Tony Jackson was diagnosed with a rare form of MND in November of 2020. Karen describes the difficulty in getting a diagnosis, despite his symptoms being apparent.
“Life was changing months before diagnosis, even when we spoke to the Doctors, we knew it would be a difficult journey. The prognosis meant Dad would only have months, rather than years and it was truly heart-breaking as he lost his speech, his ability to swallow and move his hands.
“Our first stay with Ashgate was in Summer of 2021, to manage his symptoms. Both of my parents were fiercely independent, so getting used to carers over a relatively short period of time was trying, but the wonderful medical and nursing staff optimised his care, and Dad never lost his sense of humour and positivity.

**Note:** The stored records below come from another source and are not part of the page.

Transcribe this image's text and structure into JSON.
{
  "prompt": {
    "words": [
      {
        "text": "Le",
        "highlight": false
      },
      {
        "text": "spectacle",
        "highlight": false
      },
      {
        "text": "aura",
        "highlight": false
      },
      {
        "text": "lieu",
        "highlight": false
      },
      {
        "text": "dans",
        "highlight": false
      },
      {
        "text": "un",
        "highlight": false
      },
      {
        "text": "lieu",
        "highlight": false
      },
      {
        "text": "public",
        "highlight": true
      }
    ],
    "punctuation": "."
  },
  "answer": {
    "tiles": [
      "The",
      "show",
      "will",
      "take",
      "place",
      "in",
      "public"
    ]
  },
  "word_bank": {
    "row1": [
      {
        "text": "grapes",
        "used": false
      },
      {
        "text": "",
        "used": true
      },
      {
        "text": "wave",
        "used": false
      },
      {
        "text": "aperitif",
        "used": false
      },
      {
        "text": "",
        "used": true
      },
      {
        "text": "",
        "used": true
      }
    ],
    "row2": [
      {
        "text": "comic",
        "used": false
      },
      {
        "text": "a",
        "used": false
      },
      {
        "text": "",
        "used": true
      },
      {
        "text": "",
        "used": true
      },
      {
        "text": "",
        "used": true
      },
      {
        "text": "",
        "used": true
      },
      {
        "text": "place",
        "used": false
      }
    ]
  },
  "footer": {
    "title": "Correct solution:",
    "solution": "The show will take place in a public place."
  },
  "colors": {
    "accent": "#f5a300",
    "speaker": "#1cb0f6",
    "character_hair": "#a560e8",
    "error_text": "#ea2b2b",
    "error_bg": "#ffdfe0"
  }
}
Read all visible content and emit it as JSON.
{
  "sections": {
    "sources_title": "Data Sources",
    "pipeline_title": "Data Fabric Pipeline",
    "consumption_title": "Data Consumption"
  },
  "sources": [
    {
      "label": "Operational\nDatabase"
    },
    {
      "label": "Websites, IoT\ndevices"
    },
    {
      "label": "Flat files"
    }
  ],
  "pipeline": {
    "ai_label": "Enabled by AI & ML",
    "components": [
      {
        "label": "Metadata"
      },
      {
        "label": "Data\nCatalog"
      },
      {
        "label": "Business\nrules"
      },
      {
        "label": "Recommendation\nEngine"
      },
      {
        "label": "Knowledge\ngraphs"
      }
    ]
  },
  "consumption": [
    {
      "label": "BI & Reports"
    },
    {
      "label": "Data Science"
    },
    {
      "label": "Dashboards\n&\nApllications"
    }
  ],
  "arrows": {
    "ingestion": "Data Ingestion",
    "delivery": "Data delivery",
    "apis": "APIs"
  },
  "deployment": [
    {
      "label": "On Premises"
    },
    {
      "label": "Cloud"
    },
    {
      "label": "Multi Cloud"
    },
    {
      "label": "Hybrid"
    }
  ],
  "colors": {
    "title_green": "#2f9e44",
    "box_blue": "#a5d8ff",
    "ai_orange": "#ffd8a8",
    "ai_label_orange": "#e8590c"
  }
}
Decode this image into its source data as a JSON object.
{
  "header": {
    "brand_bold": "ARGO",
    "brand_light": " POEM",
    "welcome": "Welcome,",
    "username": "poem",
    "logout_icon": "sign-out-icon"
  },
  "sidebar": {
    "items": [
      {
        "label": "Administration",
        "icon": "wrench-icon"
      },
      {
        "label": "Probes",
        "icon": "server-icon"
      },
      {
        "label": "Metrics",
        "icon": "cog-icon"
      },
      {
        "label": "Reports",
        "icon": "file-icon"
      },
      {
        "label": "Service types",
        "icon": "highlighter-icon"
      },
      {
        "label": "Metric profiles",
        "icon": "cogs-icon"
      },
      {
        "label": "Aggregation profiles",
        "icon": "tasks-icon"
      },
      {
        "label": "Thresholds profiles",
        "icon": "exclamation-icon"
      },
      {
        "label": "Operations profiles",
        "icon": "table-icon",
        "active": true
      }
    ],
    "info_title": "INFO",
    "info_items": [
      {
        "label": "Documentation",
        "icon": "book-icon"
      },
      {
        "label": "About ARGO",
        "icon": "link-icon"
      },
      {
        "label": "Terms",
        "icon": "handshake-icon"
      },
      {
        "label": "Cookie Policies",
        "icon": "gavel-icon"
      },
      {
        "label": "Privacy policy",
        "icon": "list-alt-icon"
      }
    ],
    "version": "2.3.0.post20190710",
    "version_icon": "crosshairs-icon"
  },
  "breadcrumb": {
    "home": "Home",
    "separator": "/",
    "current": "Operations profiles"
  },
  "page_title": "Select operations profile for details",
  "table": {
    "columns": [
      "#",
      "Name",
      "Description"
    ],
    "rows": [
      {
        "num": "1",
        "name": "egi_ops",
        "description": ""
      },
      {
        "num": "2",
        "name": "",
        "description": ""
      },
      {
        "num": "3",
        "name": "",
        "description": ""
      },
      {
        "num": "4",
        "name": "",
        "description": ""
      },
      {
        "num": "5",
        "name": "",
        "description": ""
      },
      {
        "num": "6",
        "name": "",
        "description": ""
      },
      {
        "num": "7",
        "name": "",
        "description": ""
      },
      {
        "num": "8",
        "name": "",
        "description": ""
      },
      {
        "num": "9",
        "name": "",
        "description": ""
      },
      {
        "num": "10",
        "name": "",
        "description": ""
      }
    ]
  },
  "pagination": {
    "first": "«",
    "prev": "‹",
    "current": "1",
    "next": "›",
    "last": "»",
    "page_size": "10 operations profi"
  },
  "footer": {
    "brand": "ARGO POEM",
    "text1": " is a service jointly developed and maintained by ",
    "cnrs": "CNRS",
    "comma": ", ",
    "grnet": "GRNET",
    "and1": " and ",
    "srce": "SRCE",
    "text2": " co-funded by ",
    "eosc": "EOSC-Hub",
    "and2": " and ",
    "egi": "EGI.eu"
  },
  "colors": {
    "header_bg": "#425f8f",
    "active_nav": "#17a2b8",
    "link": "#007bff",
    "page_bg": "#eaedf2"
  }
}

“The physiotherapists took him for walks around the grounds, which he loved. We received regular home visits from the specialist Nurse and the Consultant, and through this we felt respected, looked after, and listened to.
“I especially remember the much-needed humour in the face of a terrifying disease. Ashgate made Dad feel as comfortable as he possibly could be.
“Dad passed away at Ashgate in December 2021. We weren’t there with him when he passed away – I had gone home for a rest, expecting to see him again the next day – so it was such a comfort to speak to the two wonderful nurses who were holding his hands for us.
“He charmed everyone with his bright smile and a cheeky twinkle in his eye. It’s been lovely for us to hear so many of the wonderful people who cared for Dad speak so fondly of him, as “Tony Trouble” – the nickname they had for him on the board in his room!
“The staff are special at Ashgate. They are skilled, compassionate, and open. I honestly do not know how we would have managed without them; we all have an increased respect for the work they do and the need for the specialised approach that is needed for people who are at very vulnerable stages of life.”